— Required action —
With the pictures left out, copy the listing below exactly.

— Data listing —
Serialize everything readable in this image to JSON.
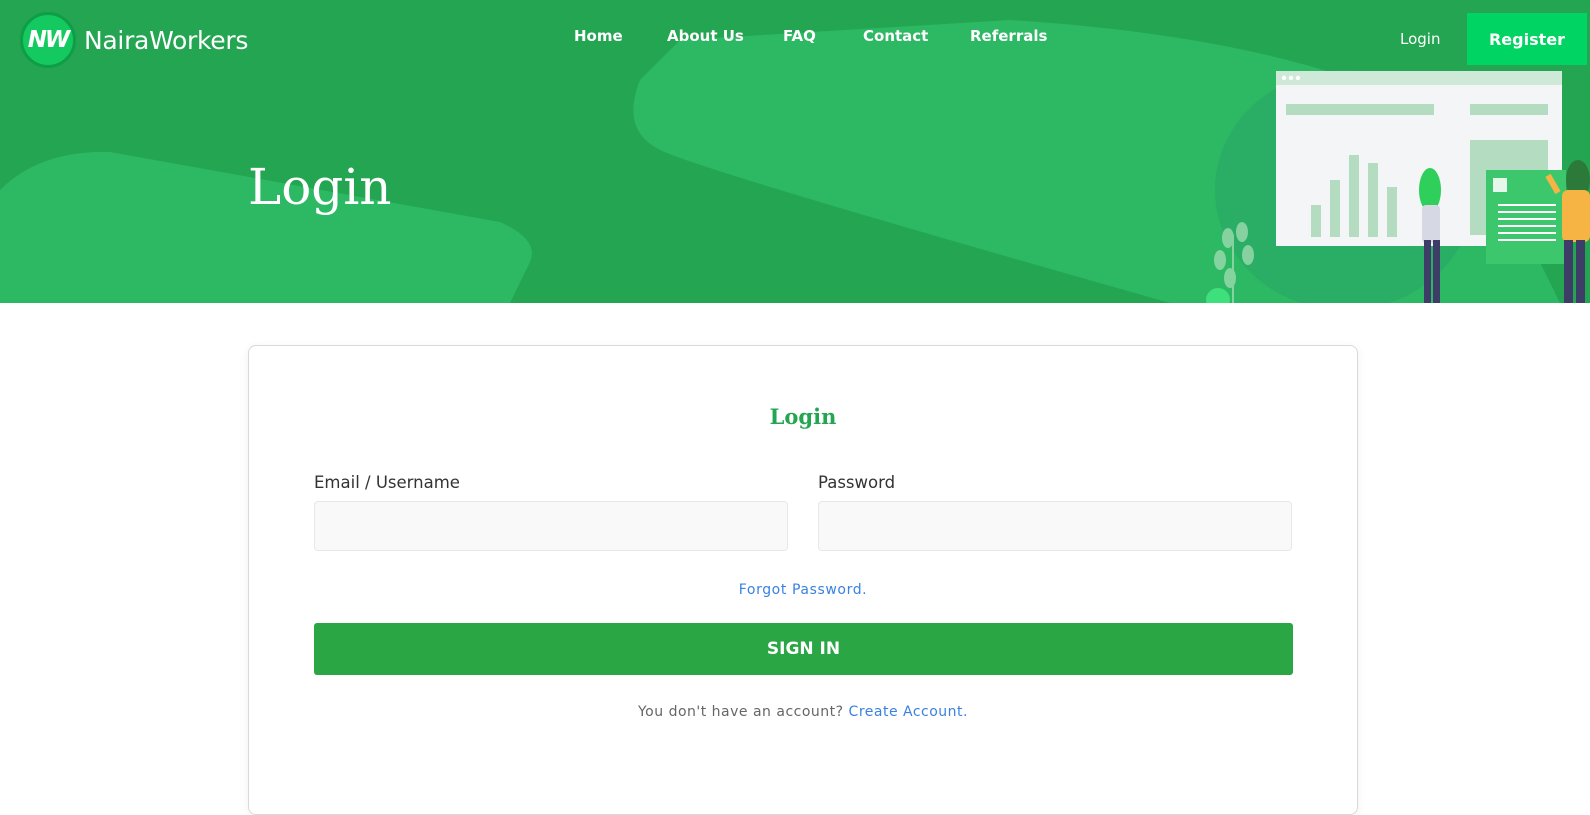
{
  "brand": {
    "logo_mark": "NW",
    "name": "NairaWorkers"
  },
  "nav": {
    "items": [
      "Home",
      "About Us",
      "FAQ",
      "Contact",
      "Referrals"
    ],
    "login_label": "Login",
    "register_label": "Register"
  },
  "hero": {
    "title": "Login"
  },
  "form": {
    "title": "Login",
    "email_label": "Email / Username",
    "email_value": "",
    "password_label": "Password",
    "password_value": "",
    "forgot_label": "Forgot Password.",
    "signin_label": "SIGN IN",
    "account_prompt": "You don't have an account?",
    "create_account_label": "Create Account",
    "create_account_suffix": "."
  },
  "colors": {
    "hero_green": "#24a552",
    "register_green": "#00d463",
    "signin_green": "#2aa744",
    "link_blue": "#3a82e0",
    "title_green": "#24a552"
  }
}
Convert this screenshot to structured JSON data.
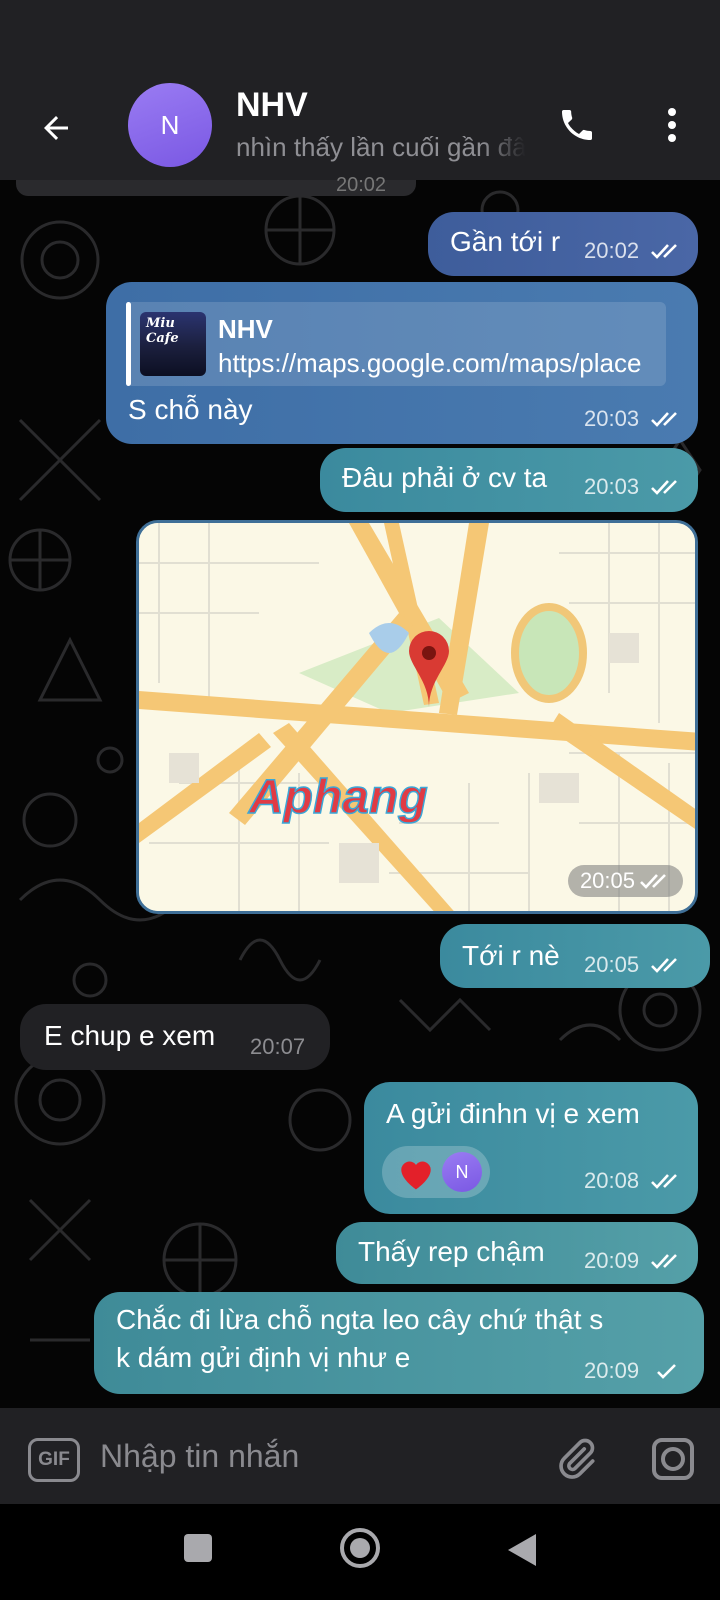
{
  "header": {
    "avatar_initial": "N",
    "contact_name": "NHV",
    "status_text": "nhìn thấy lần cuối gần đây",
    "date_separator": "20:02"
  },
  "messages": [
    {
      "id": "m1",
      "direction": "out",
      "text": "Gần tới r",
      "time": "20:02",
      "status": "read"
    },
    {
      "id": "m2",
      "direction": "out",
      "link_preview": {
        "title": "NHV",
        "url": "https://maps.google.com/maps/place",
        "thumb_text": "Miu Cafe"
      },
      "text": "S chỗ này",
      "time": "20:03",
      "status": "read"
    },
    {
      "id": "m3",
      "direction": "out",
      "text": "Đâu phải ở cv ta",
      "time": "20:03",
      "status": "read"
    },
    {
      "id": "m4",
      "direction": "out",
      "type": "location",
      "watermark": "Aphang",
      "time": "20:05",
      "status": "read"
    },
    {
      "id": "m5",
      "direction": "out",
      "text": "Tới r nè",
      "time": "20:05",
      "status": "read"
    },
    {
      "id": "m6",
      "direction": "in",
      "text": "E chup e xem",
      "time": "20:07"
    },
    {
      "id": "m7",
      "direction": "out",
      "text": "A gửi đinhn vị e xem",
      "reaction": {
        "emoji": "heart",
        "by_initial": "N"
      },
      "time": "20:08",
      "status": "read"
    },
    {
      "id": "m8",
      "direction": "out",
      "text": "Thấy rep chậm",
      "time": "20:09",
      "status": "read"
    },
    {
      "id": "m9",
      "direction": "out",
      "lines": [
        "Chắc đi lừa chỗ ngta leo cây chứ thật s",
        "k dám gửi định vị như e"
      ],
      "time": "20:09",
      "status": "sent"
    }
  ],
  "composer": {
    "gif_label": "GIF",
    "placeholder": "Nhập tin nhắn"
  },
  "icons": [
    "back-arrow-icon",
    "phone-icon",
    "more-vert-icon",
    "gif-icon",
    "paperclip-icon",
    "camera-icon",
    "map-pin-icon",
    "heart-icon",
    "double-check-icon",
    "single-check-icon"
  ],
  "colors": {
    "header_bg": "#212124",
    "avatar": "#8a6af0",
    "bubble_out_top": "#3e5d9b",
    "bubble_out_bottom": "#4b9aa8",
    "bubble_in": "#212124",
    "map_pin": "#d93a33"
  }
}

— Task answer —
Serialize everything readable in this image to JSON.
{
  "brand": {
    "logo_mark": "NW",
    "name": "NairaWorkers"
  },
  "nav": {
    "items": [
      "Home",
      "About Us",
      "FAQ",
      "Contact",
      "Referrals"
    ],
    "login_label": "Login",
    "register_label": "Register"
  },
  "hero": {
    "title": "Login"
  },
  "form": {
    "title": "Login",
    "email_label": "Email / Username",
    "email_value": "",
    "password_label": "Password",
    "password_value": "",
    "forgot_label": "Forgot Password.",
    "signin_label": "SIGN IN",
    "account_prompt": "You don't have an account?",
    "create_account_label": "Create Account",
    "create_account_suffix": "."
  },
  "colors": {
    "hero_green": "#24a552",
    "register_green": "#00d463",
    "signin_green": "#2aa744",
    "link_blue": "#3a82e0",
    "title_green": "#24a552"
  }
}
Convert this screenshot to structured JSON data.
{
  "header": {
    "avatar_initial": "N",
    "contact_name": "NHV",
    "status_text": "nhìn thấy lần cuối gần đây",
    "date_separator": "20:02"
  },
  "messages": [
    {
      "id": "m1",
      "direction": "out",
      "text": "Gần tới r",
      "time": "20:02",
      "status": "read"
    },
    {
      "id": "m2",
      "direction": "out",
      "link_preview": {
        "title": "NHV",
        "url": "https://maps.google.com/maps/place",
        "thumb_text": "Miu Cafe"
      },
      "text": "S chỗ này",
      "time": "20:03",
      "status": "read"
    },
    {
      "id": "m3",
      "direction": "out",
      "text": "Đâu phải ở cv ta",
      "time": "20:03",
      "status": "read"
    },
    {
      "id": "m4",
      "direction": "out",
      "type": "location",
      "watermark": "Aphang",
      "time": "20:05",
      "status": "read"
    },
    {
      "id": "m5",
      "direction": "out",
      "text": "Tới r nè",
      "time": "20:05",
      "status": "read"
    },
    {
      "id": "m6",
      "direction": "in",
      "text": "E chup e xem",
      "time": "20:07"
    },
    {
      "id": "m7",
      "direction": "out",
      "text": "A gửi đinhn vị e xem",
      "reaction": {
        "emoji": "heart",
        "by_initial": "N"
      },
      "time": "20:08",
      "status": "read"
    },
    {
      "id": "m8",
      "direction": "out",
      "text": "Thấy rep chậm",
      "time": "20:09",
      "status": "read"
    },
    {
      "id": "m9",
      "direction": "out",
      "lines": [
        "Chắc đi lừa chỗ ngta leo cây chứ thật s",
        "k dám gửi định vị như e"
      ],
      "time": "20:09",
      "status": "sent"
    }
  ],
  "composer": {
    "gif_label": "GIF",
    "placeholder": "Nhập tin nhắn"
  },
  "icons": [
    "back-arrow-icon",
    "phone-icon",
    "more-vert-icon",
    "gif-icon",
    "paperclip-icon",
    "camera-icon",
    "map-pin-icon",
    "heart-icon",
    "double-check-icon",
    "single-check-icon"
  ],
  "colors": {
    "header_bg": "#212124",
    "avatar": "#8a6af0",
    "bubble_out_top": "#3e5d9b",
    "bubble_out_bottom": "#4b9aa8",
    "bubble_in": "#212124",
    "map_pin": "#d93a33"
  }
}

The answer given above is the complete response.